**WHAT IS BEING ASKED**
Which lines in the records below contain the word "kind"? Copy each of them.
*** Opening DATA SECTION ***
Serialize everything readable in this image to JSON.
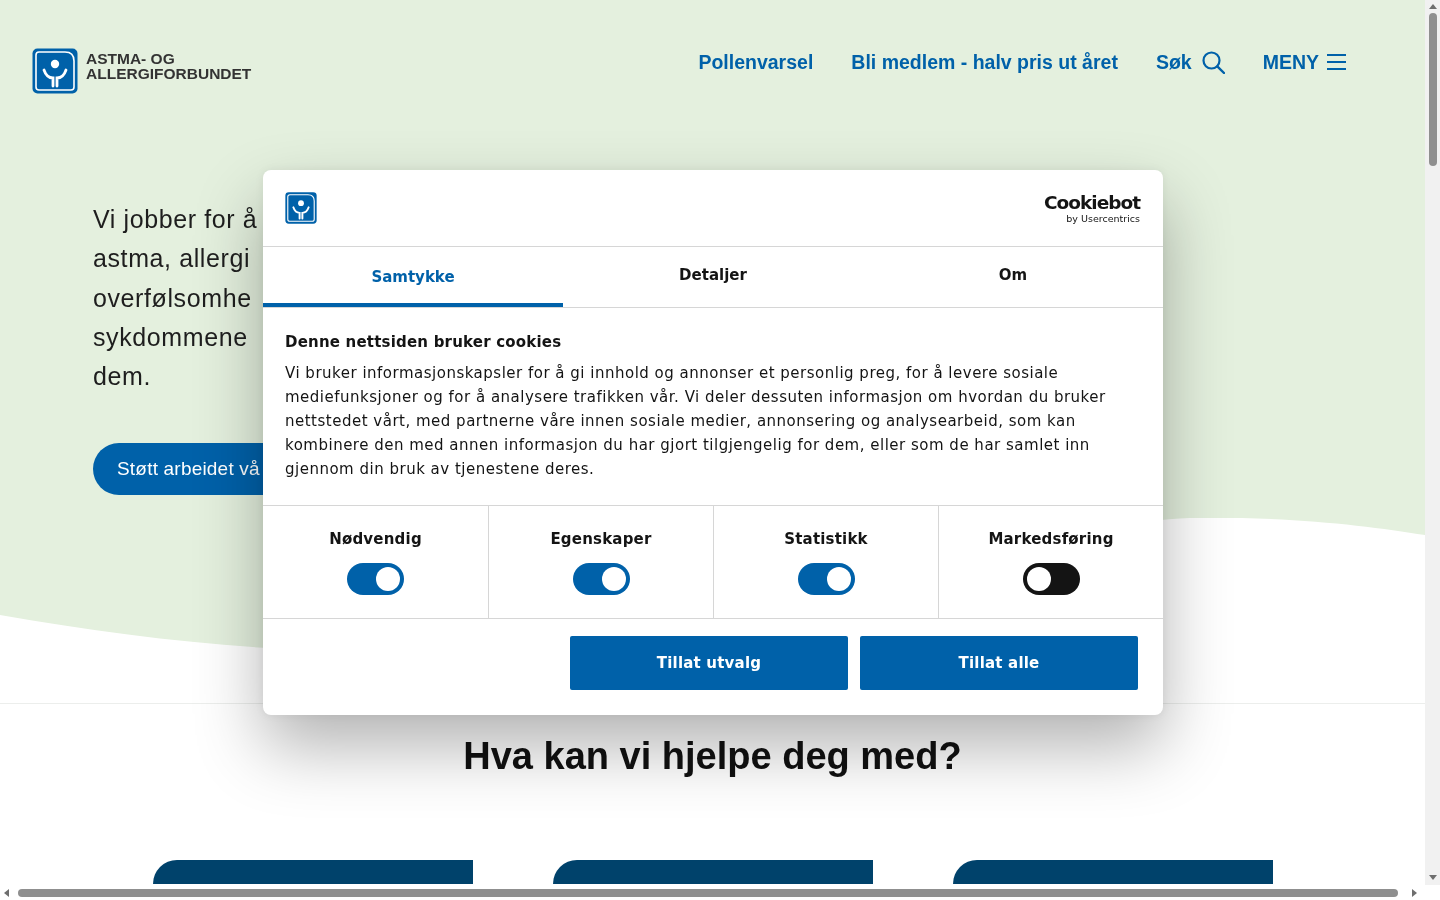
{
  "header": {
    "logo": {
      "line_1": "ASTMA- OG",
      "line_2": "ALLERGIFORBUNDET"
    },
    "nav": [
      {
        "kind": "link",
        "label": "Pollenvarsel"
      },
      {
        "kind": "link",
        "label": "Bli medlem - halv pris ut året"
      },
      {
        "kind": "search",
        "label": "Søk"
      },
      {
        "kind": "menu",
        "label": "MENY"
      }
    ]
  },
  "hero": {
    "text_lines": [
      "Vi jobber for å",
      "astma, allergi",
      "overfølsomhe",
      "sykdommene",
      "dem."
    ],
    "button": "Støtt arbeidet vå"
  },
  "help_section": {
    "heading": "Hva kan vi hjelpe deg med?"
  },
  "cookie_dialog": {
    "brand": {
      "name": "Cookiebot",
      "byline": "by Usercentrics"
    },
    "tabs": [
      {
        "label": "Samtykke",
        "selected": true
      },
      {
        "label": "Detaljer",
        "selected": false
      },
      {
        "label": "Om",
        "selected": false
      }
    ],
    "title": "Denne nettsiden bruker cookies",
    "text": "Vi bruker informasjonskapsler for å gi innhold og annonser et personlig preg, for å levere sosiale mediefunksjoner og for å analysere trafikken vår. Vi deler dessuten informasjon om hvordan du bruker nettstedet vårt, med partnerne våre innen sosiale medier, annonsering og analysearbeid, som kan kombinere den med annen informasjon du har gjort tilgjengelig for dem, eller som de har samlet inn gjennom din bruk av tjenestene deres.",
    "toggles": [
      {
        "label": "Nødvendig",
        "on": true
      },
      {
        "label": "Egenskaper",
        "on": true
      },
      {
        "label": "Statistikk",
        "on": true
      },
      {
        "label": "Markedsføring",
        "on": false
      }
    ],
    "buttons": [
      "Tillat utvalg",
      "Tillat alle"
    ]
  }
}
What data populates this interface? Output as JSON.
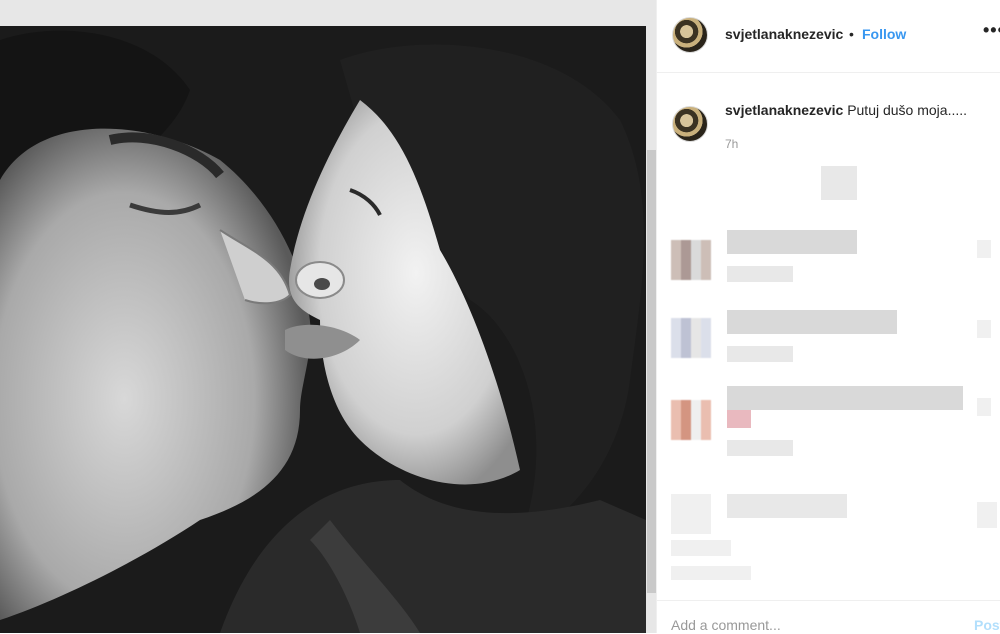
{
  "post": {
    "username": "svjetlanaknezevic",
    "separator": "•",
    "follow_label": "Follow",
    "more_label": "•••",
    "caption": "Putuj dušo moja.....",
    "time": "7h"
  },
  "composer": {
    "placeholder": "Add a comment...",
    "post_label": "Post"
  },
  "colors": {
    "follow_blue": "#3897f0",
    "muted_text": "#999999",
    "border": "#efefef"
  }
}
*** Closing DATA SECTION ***
**ANSWER FOR THE TASK**
        "kind": "link",
        "kind": "link",
        "kind": "search",
        "kind": "menu",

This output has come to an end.